### DATA FOR THIS TASK
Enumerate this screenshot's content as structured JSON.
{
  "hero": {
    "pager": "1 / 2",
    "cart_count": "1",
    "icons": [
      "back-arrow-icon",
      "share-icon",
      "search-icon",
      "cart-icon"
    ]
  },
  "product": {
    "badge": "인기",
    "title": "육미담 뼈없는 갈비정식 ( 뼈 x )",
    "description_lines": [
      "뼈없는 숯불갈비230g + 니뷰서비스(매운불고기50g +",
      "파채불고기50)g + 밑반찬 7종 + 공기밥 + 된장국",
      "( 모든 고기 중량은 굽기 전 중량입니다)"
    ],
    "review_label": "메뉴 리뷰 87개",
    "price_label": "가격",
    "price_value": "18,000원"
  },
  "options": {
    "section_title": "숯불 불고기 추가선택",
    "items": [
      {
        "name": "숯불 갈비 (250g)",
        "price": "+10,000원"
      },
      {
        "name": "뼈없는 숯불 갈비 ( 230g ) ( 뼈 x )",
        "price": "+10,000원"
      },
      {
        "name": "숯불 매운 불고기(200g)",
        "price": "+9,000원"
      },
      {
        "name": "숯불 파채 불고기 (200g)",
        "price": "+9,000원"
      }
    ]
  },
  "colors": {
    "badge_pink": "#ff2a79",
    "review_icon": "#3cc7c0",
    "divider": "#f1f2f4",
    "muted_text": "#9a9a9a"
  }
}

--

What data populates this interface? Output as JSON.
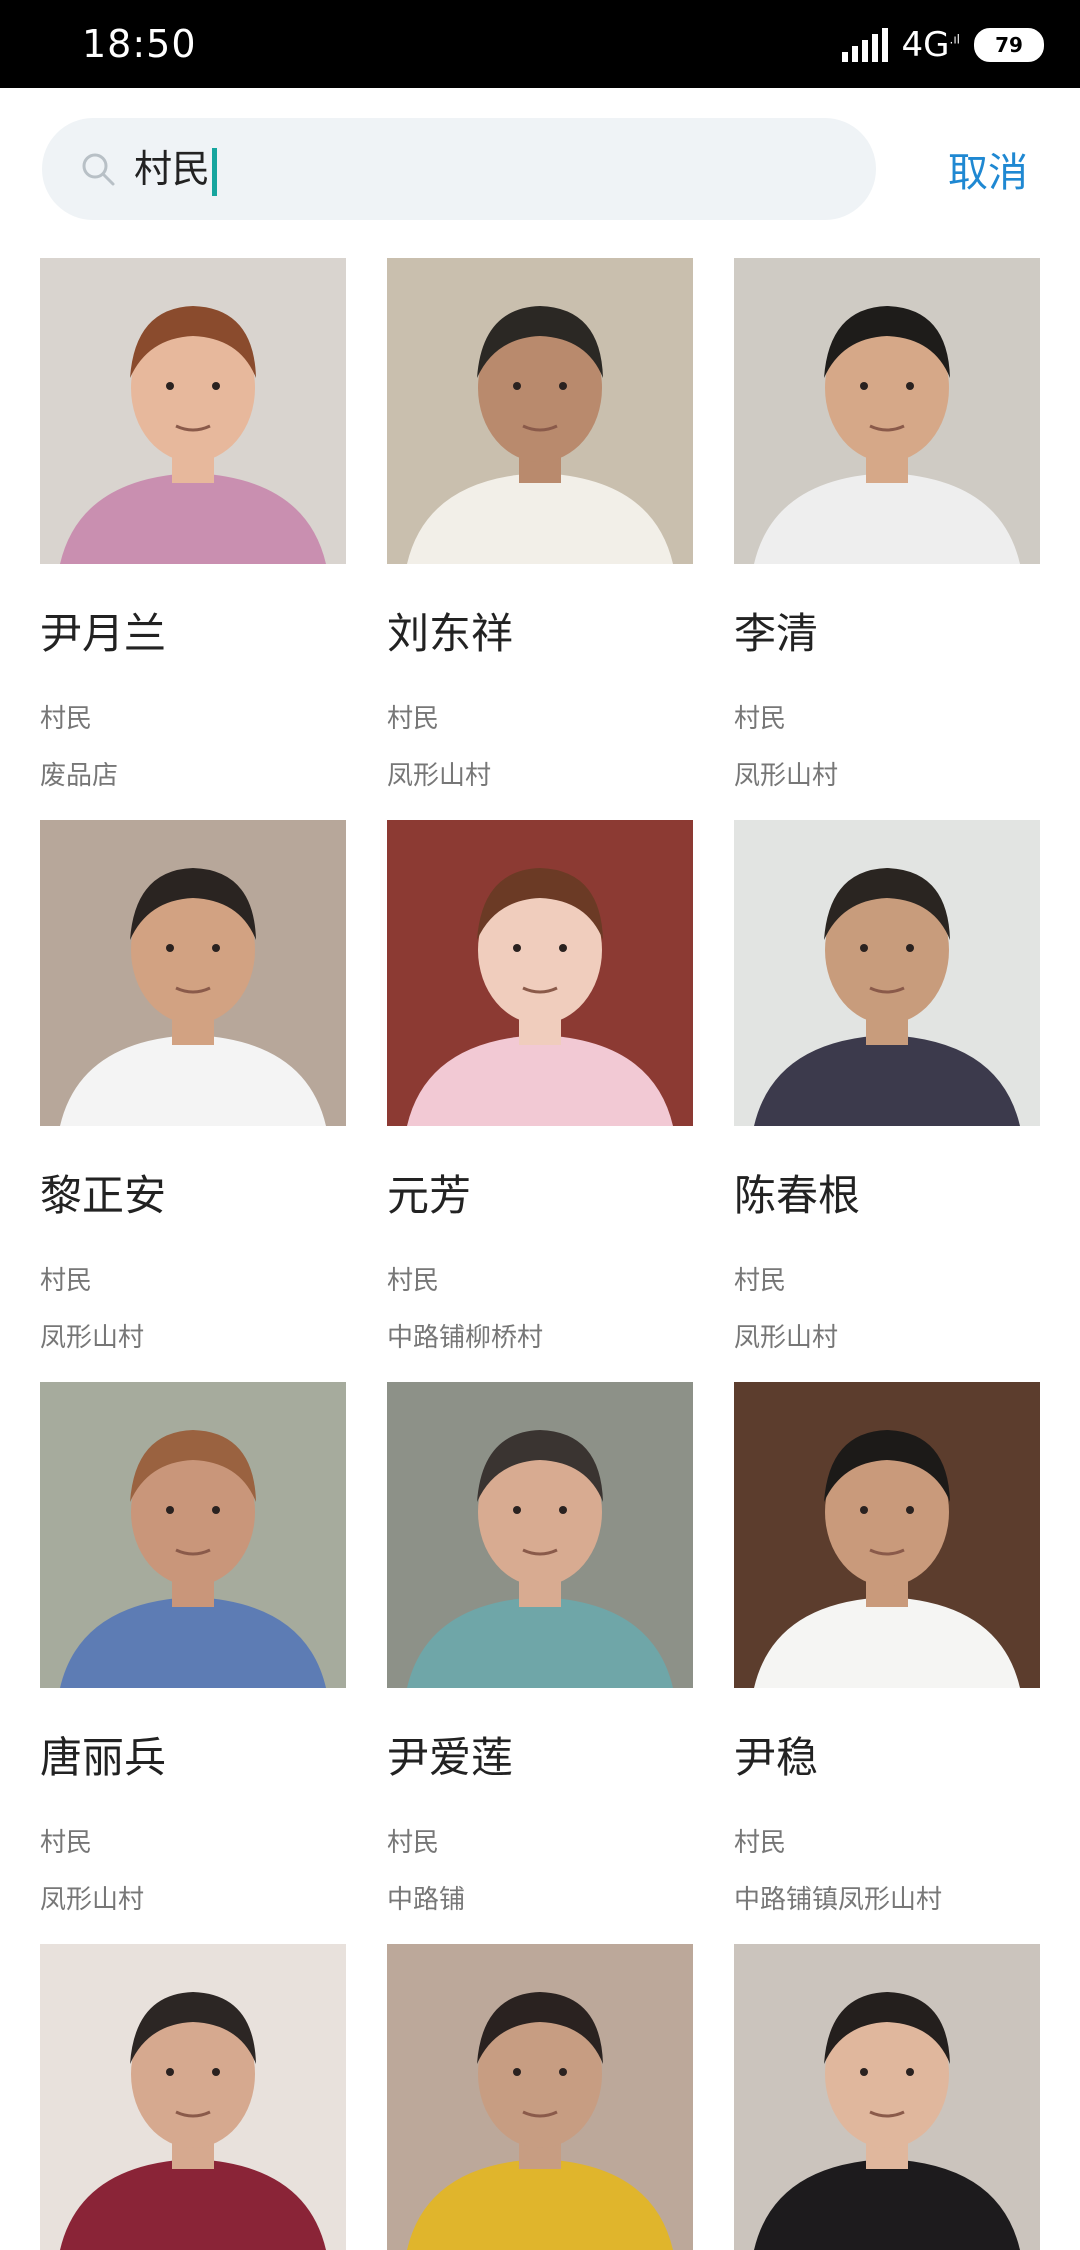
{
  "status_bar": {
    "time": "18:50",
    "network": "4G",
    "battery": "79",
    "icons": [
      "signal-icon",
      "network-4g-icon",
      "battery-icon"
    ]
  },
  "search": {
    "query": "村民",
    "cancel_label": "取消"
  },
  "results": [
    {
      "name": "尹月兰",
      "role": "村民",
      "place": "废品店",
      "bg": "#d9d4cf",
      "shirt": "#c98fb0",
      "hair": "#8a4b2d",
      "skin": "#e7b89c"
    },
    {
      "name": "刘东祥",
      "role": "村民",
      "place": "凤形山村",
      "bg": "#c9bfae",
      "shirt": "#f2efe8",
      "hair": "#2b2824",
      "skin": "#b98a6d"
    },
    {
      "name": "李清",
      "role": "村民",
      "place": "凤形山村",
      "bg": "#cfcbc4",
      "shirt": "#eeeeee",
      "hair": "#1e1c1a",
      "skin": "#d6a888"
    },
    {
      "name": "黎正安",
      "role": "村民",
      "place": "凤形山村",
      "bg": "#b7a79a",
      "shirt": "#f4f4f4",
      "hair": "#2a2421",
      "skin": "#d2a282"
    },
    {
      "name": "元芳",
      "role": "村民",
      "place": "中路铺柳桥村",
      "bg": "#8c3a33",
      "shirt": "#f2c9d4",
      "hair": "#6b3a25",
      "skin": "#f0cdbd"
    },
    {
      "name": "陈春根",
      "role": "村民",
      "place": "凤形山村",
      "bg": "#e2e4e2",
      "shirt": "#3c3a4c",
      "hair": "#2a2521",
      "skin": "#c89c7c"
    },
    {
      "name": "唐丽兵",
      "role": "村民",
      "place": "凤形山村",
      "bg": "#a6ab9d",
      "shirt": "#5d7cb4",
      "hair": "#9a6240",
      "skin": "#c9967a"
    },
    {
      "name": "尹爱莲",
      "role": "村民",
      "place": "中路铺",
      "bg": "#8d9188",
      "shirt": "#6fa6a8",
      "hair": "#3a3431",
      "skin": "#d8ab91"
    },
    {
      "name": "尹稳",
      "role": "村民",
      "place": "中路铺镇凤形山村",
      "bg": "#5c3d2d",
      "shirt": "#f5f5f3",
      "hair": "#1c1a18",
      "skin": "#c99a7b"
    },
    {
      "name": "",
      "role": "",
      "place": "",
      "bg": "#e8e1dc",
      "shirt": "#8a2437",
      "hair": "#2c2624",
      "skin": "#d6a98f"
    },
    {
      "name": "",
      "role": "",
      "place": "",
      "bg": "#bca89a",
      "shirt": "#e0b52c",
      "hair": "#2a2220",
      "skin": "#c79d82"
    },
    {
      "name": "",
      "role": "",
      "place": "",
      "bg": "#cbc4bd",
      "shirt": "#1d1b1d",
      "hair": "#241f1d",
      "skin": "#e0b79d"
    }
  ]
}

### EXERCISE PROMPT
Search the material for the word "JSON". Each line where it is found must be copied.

### EXERCISE ANSWER
Enumerate this screenshot's content as structured JSON.
What data populates this interface? Output as JSON.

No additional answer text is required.